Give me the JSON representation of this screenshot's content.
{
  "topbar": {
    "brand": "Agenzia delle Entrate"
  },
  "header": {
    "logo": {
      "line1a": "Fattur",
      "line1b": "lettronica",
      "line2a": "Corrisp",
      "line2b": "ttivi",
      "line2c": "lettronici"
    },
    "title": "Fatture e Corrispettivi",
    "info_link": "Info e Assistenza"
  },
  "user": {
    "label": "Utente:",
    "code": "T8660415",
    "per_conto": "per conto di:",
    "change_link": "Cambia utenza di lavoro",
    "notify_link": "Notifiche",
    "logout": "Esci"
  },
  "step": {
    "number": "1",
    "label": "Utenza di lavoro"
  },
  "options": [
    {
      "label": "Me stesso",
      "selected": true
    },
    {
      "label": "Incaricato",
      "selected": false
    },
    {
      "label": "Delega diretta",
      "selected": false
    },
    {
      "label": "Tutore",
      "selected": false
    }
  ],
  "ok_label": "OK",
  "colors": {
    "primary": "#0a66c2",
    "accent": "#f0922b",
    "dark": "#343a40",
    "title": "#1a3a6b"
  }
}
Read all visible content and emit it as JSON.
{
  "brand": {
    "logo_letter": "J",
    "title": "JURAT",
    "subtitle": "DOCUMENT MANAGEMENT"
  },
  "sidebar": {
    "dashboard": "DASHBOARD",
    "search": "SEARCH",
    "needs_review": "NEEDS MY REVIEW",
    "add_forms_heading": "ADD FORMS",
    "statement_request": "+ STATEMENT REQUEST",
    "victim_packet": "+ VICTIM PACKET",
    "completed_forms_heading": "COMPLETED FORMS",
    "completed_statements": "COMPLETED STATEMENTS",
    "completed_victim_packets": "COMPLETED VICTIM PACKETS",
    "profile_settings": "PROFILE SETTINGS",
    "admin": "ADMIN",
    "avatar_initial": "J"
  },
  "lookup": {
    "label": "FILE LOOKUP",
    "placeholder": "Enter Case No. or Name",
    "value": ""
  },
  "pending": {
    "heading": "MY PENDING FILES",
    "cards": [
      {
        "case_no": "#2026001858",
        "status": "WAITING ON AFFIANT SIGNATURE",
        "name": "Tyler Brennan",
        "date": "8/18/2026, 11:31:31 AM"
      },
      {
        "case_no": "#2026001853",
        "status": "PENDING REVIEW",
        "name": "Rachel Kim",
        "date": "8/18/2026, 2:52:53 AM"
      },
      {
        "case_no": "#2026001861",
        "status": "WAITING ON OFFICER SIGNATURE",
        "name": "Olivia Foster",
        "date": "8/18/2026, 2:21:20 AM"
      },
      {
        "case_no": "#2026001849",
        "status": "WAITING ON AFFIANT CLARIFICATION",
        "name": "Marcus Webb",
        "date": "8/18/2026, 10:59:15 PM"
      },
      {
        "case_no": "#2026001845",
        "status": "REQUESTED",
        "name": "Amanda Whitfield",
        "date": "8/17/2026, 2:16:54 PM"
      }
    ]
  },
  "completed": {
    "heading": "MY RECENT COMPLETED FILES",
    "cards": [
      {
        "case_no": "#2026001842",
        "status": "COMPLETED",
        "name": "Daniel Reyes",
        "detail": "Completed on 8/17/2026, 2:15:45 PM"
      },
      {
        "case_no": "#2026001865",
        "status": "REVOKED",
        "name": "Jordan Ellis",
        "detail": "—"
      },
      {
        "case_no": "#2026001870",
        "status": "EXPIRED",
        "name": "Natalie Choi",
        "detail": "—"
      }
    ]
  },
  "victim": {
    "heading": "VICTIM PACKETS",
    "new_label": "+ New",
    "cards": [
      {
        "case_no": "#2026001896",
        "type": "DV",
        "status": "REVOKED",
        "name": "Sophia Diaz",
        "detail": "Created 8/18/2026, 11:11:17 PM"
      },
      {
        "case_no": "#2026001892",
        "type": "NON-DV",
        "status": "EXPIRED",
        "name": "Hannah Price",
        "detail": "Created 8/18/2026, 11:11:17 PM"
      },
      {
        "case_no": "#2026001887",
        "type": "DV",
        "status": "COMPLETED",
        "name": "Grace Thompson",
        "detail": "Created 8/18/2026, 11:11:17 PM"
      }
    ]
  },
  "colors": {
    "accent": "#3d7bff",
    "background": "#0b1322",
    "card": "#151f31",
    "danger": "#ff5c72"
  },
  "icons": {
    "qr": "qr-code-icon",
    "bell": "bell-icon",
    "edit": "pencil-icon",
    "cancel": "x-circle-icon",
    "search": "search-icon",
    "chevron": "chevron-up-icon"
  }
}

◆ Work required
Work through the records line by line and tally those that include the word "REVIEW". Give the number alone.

◆ Worked solution
2